Is the form and subject of Old Testament worship the same as that of the New Testament church?
In 1 Peter 1:23 – 2:8, Peter both compares and contrasts Christian and Jewish worship. The character of our worship is spiritual, involving a spiritual birth, a spiritual house, and spiritual sacrifices. Christ is the subject of our worship and, generally, the Father is the object to whom we express our worship (John 4:23). Since our high priest is in heaven, we worship in “the true tabernacle” (Hebrews 8:2), heaven itself, rather than an earthly sanctuary. Rather than out ward ritual, we worship from redeemed spirits controlled by the Spirit of God (John 4:23; Philippians 3:3, JND). Old Testaments believers called on instruments to assist in their praise (Psalms 150:3-5), where as public worship today is by prayer and singing “with the spirit” and “with the understanding” (1 Corinthians 14:15). Actually, the character of worship in this age is the ultimate of God’s plan for worship. The pattern of Old Testament worship was a visible representation of the spiritual character of Christian worship (Hebrews 8:5).
All believers are priests who worship individually at any time and in any place; however, public worship in the Old Testament was associated with a place of testimony, so God intends that the present priesthood should function visibly in a testimony.
“Let us go forth therefore unto Him without the camp, . . . By Him therefore let us offer the sacrifice of praise to God continually, that is, the fruit of our lips giving thanks to (confessing, JND) His name” (Hebrews 13:13-15).
Does the bread and the cup of the Lord’s Supper have spiritual value?
The hymn expresses it well: “Only bread and only wine, yet to faith the solemn sign . . .” They are not the body and blood of the Lord, but are emblems or reminders of them. These emblems are not types; neither the shape (round, rectangular), substance (flour or yeast), preparation (from a seed, harvested and ground wheat, baked in an oven), nor disposal (whatever happens to them after they are used) has any significance. Partaking of these emblems does not impart divine life or any inherent spiritual benefit more than any other act of obedience to God’s Word.
Remembering the Lord is a sacred privilege, so there is an elevated responsibility in handling these emblems. Separate emblems of the body and blood of the Lord (1 Corinthians 11:24, 25) remind us of His death.
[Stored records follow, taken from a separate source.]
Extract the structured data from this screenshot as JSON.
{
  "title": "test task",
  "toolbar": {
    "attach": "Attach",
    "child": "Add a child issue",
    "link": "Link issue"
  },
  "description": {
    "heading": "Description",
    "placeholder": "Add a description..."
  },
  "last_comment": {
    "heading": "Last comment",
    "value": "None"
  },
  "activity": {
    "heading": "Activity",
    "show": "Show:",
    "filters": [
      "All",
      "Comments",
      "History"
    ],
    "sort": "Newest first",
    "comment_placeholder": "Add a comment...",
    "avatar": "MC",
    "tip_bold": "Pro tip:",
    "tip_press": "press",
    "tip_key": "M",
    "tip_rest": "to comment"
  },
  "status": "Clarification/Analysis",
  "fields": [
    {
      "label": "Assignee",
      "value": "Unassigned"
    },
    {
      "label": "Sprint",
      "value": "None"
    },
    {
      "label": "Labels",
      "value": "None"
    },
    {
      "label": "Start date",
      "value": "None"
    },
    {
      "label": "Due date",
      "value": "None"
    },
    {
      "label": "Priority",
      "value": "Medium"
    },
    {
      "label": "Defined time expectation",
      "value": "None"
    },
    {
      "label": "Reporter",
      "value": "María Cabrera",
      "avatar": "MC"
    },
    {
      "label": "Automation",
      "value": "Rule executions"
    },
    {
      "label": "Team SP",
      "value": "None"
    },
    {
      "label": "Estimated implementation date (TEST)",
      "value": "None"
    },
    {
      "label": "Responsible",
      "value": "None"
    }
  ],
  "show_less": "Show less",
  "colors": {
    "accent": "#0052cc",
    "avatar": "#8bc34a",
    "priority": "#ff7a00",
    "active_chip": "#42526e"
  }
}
Behavior inconsistent with this sacred privilege causes particular condemnation (verses 27-30).
The bread and cup involve a dual symbolism relating to commemoration and communion. In themselves, they remind us of the death of our Lord, commemorated when we remember Him. When we partake of them, we express fellowship. “The communion of the blood of Christ” (1 Corinthians 10:16) expresses our fellowship with God, His claims having been satisfied (Leviticus 17:11, 1 4;3: 17). “The communion of the body of Christ” expresses our fellowship with one another in the assembly (1 Corinthians 10:16,17). Paul shows that such expressions of fellowship make it morally impossible to participate in any other fellowship inconsistent with His lordship.
Religion has ascribed to the emblems sacramental value such as the power to take away sins. The emblems do not have spiritual value but they do express spiritual truths.
When does the “breaking of the bread” take place?
Blessing (giving thanks for) the cup and breaking the bread (1 Corinthians 10:16) are united assembly acts that require each believer’s individual participation. “The bread which we break” is “the communion of the body of Christ” because “we are all partakers of that one body” (verse 17). “Breaking the bread” takes place when each believer partakes of the loaf. “Breaking bread” is used in Scripture where we would say, “eating a meal” (Acts 2:46) and connotes nothing official. It is not “the bread which He break,” referring to the Lord’s breaking the bread and passing it to the disciples (Matthew 26:26). Whether or not a brother breaks the loaf open before he distributes it to others is immaterial. His act is neither official nor significant. Nothing in Scripture suggests that the person who gives thanks for the emblem must distribute it to others or that the person who distributes the bread must also distribute the cup. Pretentiousness is foreign to the Lord’s Supper.
Why does the assembly collection customarily follow the Lords Supper?
“Upon the first day of the week let every one of you lay by him in store, as God hath prospered him” (1 Corinthians 16:2). This is a personal responsibility enjoined on each believer (not couple) in the assembly. Paul has in view, though, “the collection for the saints” (verse 1) and wants to avoid a “gathering” when he comes to Corinth (verse 2). He teaches, therefore, that on the first day of the week the believers should contribute to a collective fund. These communications (Hebrews 13:16) are sacrifices, a part of our worship. Offering up spiritual sacrifices is the first priority of our gathering, but we should not conclude our gathering without these material offerings – whether by passing a basket or contributing to a box conveniently located in the place we meet.